**MATERIAL TO PROCESS:**
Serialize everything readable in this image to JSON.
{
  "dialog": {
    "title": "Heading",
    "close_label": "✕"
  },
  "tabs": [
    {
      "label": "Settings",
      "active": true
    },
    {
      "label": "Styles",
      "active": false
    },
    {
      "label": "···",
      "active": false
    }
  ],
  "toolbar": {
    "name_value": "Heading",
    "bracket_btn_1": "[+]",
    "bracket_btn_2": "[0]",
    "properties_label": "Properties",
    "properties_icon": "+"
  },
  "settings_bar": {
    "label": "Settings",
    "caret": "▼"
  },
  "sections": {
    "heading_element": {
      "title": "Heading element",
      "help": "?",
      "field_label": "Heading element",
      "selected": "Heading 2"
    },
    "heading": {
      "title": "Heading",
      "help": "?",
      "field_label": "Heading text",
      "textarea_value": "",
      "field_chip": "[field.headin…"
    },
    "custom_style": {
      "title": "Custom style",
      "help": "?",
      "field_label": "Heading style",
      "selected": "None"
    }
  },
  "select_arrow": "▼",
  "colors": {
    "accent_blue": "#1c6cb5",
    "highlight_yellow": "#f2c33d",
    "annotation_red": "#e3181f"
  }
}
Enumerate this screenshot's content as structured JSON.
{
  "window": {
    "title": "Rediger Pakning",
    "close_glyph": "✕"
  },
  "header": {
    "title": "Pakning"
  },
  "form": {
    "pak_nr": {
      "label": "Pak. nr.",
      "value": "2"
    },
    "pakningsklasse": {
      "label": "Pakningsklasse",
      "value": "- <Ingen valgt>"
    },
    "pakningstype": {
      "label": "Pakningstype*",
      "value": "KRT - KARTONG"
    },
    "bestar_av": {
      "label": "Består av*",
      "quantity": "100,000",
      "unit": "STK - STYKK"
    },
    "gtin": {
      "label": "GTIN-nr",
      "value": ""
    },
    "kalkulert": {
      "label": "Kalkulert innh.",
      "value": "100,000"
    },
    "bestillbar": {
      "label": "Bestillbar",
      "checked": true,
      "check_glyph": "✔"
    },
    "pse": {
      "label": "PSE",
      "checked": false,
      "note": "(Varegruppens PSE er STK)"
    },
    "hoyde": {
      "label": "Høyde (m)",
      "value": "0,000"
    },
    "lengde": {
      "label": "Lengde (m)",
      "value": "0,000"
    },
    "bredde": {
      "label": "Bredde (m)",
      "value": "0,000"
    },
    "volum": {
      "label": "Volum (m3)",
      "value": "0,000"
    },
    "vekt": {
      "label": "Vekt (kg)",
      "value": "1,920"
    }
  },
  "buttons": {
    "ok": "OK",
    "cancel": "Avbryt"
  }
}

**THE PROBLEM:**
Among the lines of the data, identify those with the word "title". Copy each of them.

**RESPONSE AREA:**
    "title": "Heading",
      "title": "Heading element",
      "title": "Heading",
      "title": "Custom style",
    "title": "Rediger Pakning",
    "title": "Pakning"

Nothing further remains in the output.